Kápar: forced sterilization as a crime against Humanity
“You who are receiving food, now you are going to go to the hospital,” they told a Peruvian indigenous woman. Then she lost consciousness. When she woke up, her tommy ached and she could hardly walk. Her life had changed forever. This is one of the 272,028 stories of women who were sterilized in Peru, according to data from the Defensoría del pueblo (Ombudsman’s Office).
Thousands of them denounce that the procedures were forced. The consequences still constitute an unbearable echo in hundreds of thousands of indigenous women. “They have killed us half our lives,” one of them says.
The photographer Liz Tasa reconstructed the stories in images, to account for these crimes against humanity against peasant women from the Peruvian highlands and jungle descendants of indigenous peoples. She has been working on it since 2018, the project is called Kápar and it has just been turned into a photobook.
Liz studied Communication at the University of Piura, was a fellow of the Centro de la Imagen’s Photographic Documentary Master and worked as a photojournalist in different local media. It was during this master’s degree that she started the Kápar project, which was a finalist in the PHOTO IILA – XI edition of the IILA-PHOTOGRAPHY «Gender Equality» Award in Rome. She also obtained second place in “The strength of women” at POY LATAM 2019 and first prize in the series category in the Latin American Photographers Contest organized by Latam Photographers. She won the Vogue Italia Prize and first place in the Espacio y Tiempo Contest, Upao.
The “National Program for Reproductive Health and Family Planning” aimed to “reduce poverty.” Doctors had to comply with quotas and made direct reports to former President Alberto Fujimori, between 1990 and 2000. The procedures were performed without medical check-ups to evaluate the case and they were sent home without any medical supervision. Many died and others developed serious health problems which don’t allow them to work the land. The victims were mostly poor rural women and Quechua speakers.
In 2006, Fujimori was arrested for other crimes of corruption and violation of human rights, but nothing was judged on the sterilizations. In March of this year, a trial was started against the former president and three government officials for the cases of 5 deaths and 1,307 serious injuries. The prosecutor assured that the defendants “gambled with people’s lives and reproductive health, regardless of the damage.”
Throughout the project, the photographer explored the physical and emotional aftermath of more than two thousand women. “They are sick women who are marginalized by their husbands and their community for having lost their reproductive faculties. Their condition prevents them from living away from the memory of having been forced, deceived and mistreated. “You can’t die, you can’t heal either,” are some of her testimonies,” Liz says. Her interest in this case stems from Liz’s inclination to be interested in state racism, she had already worked with Afro-descendant communities in Piura, or with peasant communities affected by the flooding of the Piura River.

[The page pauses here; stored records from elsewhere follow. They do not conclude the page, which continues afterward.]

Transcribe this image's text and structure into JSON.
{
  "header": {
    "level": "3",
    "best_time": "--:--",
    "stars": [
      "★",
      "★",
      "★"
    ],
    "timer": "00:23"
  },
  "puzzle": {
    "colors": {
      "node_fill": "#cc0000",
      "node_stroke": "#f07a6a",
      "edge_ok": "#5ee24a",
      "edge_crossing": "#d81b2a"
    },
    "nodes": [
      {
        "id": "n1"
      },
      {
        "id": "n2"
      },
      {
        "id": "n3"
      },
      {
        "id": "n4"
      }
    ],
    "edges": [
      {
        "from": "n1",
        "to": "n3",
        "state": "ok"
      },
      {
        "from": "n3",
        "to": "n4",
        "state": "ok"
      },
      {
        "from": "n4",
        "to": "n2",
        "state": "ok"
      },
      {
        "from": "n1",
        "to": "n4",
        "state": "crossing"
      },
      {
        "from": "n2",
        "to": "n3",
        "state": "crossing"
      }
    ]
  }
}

But also this project intends to focus on a case of a clear abuse of power. It remains implausible, says the author, that something like this remains unpunished and that it has not been fully investigated.

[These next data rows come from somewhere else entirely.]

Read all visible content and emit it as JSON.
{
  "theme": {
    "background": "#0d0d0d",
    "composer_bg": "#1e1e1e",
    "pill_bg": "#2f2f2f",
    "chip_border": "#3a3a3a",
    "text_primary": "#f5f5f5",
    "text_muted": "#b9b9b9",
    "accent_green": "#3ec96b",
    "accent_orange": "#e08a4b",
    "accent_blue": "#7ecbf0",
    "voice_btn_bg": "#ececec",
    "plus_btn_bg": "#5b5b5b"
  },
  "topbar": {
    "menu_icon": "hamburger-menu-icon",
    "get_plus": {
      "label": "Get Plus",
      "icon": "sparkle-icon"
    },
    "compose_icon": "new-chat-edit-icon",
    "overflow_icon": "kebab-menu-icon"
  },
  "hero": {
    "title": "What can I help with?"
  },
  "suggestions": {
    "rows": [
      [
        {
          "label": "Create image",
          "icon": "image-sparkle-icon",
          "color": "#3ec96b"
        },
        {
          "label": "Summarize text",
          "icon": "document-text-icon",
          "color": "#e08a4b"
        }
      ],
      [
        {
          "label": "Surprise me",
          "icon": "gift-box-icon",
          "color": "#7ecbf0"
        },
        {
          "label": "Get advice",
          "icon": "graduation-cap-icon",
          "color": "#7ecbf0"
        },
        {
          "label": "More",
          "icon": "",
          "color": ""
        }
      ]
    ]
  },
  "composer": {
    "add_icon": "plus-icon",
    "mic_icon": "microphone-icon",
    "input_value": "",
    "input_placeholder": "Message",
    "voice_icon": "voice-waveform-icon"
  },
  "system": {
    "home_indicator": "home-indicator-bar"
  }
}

Co-published between Challa Ediciones (Chile) and KWY (Peru), Kápar can be seen in digital format until it is released, in person, in its printed version. The collection is directed by Rodrigo Villalón and the edition was done together with Musuk Nolte. The design is by Vera Lucía Jiménez, the texts by Alejandra Ballón and Liz. The printing coordination was done by Carolina Zañartu and the editorial management by Fernando Rivera.